> [AIM OF THE TASK]: Pull each line containing "floor" out of the data and copy it.

====

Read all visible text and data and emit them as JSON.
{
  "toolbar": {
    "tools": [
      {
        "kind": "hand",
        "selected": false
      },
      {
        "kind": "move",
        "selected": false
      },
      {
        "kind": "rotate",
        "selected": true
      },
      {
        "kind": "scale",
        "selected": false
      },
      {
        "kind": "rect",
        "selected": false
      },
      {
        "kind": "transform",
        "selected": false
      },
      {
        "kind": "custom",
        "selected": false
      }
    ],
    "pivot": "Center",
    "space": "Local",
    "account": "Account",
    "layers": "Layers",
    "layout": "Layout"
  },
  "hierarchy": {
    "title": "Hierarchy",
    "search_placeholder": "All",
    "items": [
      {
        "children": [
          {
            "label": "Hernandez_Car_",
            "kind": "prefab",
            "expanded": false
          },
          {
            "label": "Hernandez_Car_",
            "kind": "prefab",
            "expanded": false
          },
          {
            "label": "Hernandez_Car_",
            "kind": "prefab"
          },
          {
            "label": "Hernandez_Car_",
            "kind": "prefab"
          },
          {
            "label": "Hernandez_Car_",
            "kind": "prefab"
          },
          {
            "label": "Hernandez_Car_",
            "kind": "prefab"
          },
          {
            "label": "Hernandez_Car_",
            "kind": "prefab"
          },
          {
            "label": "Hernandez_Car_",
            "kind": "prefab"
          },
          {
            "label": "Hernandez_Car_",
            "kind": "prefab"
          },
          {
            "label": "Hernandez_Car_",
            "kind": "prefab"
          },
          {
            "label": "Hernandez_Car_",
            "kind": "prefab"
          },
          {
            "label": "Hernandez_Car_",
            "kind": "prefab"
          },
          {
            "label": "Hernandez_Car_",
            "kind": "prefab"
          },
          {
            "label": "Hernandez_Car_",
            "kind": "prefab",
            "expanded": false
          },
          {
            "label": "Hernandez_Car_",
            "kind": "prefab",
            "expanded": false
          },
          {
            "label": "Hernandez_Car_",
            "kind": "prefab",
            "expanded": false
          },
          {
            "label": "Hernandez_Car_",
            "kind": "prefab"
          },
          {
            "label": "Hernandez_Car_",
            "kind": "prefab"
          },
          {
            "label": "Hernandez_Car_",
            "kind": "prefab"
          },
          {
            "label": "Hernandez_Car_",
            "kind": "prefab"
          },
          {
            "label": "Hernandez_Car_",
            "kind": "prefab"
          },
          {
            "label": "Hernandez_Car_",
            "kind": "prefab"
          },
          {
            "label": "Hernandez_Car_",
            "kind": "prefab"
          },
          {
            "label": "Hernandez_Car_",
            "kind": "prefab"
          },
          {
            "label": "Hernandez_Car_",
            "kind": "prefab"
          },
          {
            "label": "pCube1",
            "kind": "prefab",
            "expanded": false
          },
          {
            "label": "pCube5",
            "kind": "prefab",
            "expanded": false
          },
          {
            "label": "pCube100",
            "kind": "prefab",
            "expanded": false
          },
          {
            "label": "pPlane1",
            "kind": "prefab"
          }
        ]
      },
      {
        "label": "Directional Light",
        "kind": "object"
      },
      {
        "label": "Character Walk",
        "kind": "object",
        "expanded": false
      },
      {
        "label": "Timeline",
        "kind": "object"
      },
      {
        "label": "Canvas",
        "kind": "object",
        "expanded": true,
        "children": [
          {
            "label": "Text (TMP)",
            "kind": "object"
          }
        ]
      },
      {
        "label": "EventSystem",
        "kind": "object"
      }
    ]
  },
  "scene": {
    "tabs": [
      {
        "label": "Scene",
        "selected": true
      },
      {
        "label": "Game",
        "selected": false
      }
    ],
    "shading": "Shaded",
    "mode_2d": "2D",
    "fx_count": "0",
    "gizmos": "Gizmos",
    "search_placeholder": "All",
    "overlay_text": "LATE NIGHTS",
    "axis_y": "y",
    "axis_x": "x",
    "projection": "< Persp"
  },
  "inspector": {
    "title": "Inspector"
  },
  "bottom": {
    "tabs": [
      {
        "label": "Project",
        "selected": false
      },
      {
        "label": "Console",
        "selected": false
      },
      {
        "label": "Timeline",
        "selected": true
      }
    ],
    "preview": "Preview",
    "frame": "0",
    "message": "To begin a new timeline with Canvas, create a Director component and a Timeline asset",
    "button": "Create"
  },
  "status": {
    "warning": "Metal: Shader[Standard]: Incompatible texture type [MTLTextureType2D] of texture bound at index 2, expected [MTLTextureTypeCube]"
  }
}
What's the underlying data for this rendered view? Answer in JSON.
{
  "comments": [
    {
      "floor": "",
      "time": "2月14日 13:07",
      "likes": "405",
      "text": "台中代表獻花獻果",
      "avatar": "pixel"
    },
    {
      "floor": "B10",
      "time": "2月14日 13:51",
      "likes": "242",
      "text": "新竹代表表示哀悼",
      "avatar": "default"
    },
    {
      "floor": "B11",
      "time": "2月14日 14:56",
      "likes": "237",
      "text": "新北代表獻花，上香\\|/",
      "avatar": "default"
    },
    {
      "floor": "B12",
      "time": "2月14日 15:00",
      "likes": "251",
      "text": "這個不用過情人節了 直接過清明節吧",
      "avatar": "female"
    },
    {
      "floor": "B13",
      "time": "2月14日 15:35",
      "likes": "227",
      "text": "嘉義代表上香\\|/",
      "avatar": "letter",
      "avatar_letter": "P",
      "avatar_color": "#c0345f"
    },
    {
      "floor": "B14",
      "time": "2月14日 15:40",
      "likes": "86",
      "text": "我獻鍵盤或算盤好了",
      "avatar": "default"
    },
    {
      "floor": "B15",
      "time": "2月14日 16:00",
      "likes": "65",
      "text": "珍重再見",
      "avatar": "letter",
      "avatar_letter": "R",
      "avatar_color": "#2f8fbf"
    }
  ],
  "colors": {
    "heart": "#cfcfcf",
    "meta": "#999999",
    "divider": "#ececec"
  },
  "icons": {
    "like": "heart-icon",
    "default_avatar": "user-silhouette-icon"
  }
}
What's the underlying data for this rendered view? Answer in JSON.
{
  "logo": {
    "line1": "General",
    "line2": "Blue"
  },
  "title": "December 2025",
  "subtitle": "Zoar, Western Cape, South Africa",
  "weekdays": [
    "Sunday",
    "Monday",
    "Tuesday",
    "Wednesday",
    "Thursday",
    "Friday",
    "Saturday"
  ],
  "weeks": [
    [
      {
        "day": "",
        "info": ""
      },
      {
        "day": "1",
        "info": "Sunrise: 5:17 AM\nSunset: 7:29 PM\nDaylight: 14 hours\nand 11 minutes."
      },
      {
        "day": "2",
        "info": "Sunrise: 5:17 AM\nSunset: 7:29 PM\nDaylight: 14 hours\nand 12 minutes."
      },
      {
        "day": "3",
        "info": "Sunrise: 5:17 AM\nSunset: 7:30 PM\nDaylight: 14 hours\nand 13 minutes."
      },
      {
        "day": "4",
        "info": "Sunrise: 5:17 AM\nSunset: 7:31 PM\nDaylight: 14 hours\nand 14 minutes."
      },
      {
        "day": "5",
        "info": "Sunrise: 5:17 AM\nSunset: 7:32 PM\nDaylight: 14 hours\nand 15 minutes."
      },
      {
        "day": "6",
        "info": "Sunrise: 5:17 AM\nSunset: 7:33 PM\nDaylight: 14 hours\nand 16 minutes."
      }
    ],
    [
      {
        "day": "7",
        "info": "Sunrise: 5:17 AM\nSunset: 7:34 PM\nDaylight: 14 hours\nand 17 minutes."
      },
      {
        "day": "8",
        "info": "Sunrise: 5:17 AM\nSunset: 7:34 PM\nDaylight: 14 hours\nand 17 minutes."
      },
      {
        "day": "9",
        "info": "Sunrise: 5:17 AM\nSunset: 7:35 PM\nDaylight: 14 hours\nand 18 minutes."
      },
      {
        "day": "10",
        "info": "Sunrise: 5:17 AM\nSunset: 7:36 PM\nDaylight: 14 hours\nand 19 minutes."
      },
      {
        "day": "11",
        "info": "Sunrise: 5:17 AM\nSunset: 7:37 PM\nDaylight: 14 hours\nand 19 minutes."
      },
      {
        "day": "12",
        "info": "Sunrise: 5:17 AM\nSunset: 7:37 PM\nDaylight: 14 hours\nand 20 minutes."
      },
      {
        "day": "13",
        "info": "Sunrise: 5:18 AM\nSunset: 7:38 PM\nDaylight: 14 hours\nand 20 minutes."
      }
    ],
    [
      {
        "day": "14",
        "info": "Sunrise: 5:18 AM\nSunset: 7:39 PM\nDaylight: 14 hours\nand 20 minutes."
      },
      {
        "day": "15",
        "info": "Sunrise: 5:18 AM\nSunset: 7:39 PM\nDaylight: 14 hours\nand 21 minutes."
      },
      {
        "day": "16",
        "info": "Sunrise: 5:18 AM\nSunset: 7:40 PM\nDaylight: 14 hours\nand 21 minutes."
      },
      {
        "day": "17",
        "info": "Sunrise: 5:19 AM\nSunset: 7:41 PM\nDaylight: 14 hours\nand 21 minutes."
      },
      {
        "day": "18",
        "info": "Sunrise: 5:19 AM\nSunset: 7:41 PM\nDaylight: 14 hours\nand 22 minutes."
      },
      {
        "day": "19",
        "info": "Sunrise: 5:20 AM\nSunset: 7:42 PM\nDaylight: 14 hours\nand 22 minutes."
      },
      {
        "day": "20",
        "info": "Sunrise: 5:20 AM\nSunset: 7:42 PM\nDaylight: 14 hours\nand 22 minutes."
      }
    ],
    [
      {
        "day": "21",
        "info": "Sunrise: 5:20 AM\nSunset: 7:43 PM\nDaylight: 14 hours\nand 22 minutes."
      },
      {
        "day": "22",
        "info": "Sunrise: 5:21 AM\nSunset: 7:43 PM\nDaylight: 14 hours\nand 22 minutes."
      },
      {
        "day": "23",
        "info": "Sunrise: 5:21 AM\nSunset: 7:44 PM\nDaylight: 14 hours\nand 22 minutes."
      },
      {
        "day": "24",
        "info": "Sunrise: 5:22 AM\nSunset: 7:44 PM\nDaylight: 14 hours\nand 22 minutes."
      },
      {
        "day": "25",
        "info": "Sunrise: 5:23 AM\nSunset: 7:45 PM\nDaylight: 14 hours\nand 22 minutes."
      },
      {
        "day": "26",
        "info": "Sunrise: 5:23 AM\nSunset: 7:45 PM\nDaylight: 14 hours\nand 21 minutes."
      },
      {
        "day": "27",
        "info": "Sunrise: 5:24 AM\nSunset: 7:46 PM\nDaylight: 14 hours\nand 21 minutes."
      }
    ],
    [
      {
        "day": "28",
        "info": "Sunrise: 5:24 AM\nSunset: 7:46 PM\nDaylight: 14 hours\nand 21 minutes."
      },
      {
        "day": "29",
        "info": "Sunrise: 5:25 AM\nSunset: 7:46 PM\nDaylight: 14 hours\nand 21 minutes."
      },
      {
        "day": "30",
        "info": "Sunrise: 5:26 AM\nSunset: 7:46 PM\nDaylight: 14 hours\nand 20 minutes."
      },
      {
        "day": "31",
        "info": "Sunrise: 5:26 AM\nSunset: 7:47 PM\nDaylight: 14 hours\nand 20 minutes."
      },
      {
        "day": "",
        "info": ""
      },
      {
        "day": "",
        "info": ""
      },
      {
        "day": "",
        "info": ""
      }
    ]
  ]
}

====

> [ANSWER TO THE EXERCISE]:
      "floor": "",
      "floor": "B10",
      "floor": "B11",
      "floor": "B12",
      "floor": "B13",
      "floor": "B14",
      "floor": "B15",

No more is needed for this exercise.